The study further revealed that bacteria build their calcium carbonate shield from carbon dioxide and calcium, with the help of an enzyme called urease. Among other things, the enzyme promotes the build-up of the mineral by reducing the acidity of the surrounding environment. When the scientists introduced into the bacterial laboratory dish a small molecule that blocked this enzyme, calcium carbonate failed to form. “Many infections that cannot now be treated by antibiotics due to bacterial resistance may one day become treatable if we manage to destroy the biofilms so that the drug can diffuse throughout,” Kolodkin-Gal says.

In the more immediate future, the findings of the new study may be used in diagnosis to expedite treatment. Imaging can reveal whether the bacteria had formed a biofilm in the body, making it possible to predict whether antibiotics are likely to be effective against the infection.

Growing Buildings with Bacterial Biofilms

A 3D image of the mineral barrier protecting a bacterial biofilm, viewed with high-resolution X-ray tomography

Understanding how calcium carbonate is created in bacterial biofilms may also help achieve the opposite goal: Rather than destroying biofilms, it might enable scientists to find ways of building them up on demand – for example, to design self-healing concrete. Kolodkin-Gal, together with Keren-Paz and scientists from the United Kingdom – architect Prof. Martyn Dade-Robertson of Newcastle University and biologist Dr. Meng Zhang of Northumbria University – recently explored the feasibility of this theoretical scenario in Microbial Biotechnology, in a special issue devoted to the contribution of bacterial biotechnology to sustainable development.

By lacing concrete with bacteria, the scientists suggest, it might be possible to repair cracks or other forms of damage resulting from erosion or land movement. The cracks would be filled by calcium carbonate generated by bacterial biofilms. An extra benefit: The process would make use of carbon dioxide, helping to offset the build-up of this greenhouse gas in the atmosphere.

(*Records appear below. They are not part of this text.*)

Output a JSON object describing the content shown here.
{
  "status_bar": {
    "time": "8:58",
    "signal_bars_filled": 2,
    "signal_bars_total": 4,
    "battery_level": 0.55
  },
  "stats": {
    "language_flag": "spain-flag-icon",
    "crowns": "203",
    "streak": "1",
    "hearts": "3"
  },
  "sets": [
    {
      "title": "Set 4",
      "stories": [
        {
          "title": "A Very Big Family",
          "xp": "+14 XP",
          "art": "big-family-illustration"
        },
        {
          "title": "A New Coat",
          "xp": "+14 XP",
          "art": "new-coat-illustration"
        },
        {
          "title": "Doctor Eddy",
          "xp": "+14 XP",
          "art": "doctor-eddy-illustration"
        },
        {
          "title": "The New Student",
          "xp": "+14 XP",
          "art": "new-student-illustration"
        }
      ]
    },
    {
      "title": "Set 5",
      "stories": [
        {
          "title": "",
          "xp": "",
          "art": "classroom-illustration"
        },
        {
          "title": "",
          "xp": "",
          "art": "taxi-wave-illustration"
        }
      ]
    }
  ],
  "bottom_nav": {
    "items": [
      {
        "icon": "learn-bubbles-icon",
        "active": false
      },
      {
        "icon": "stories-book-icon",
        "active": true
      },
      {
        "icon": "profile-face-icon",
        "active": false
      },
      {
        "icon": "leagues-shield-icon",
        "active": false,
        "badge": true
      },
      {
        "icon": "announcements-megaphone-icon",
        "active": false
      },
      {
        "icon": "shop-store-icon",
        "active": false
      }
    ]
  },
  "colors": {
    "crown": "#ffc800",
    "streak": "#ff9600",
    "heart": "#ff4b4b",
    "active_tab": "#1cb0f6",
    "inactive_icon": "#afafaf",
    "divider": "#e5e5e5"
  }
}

Dr. Ilana Kolodkin Gal's research is supported by the David and Fela Shapell Family Foundation INCPM Fund for Preclinical Studies; the Helen and Milton A.Kimmelman Center for Biomolecular Structure and Assembly; the Kekst Family Institute for Medical Genetics; David E. and Sheri Stone; and the estate of Helen Nichunsky. Dr. Koldkin-Gal is the incumbent of the Rowland and Sylvia Schaefer Career Development Chair in Perpetuity.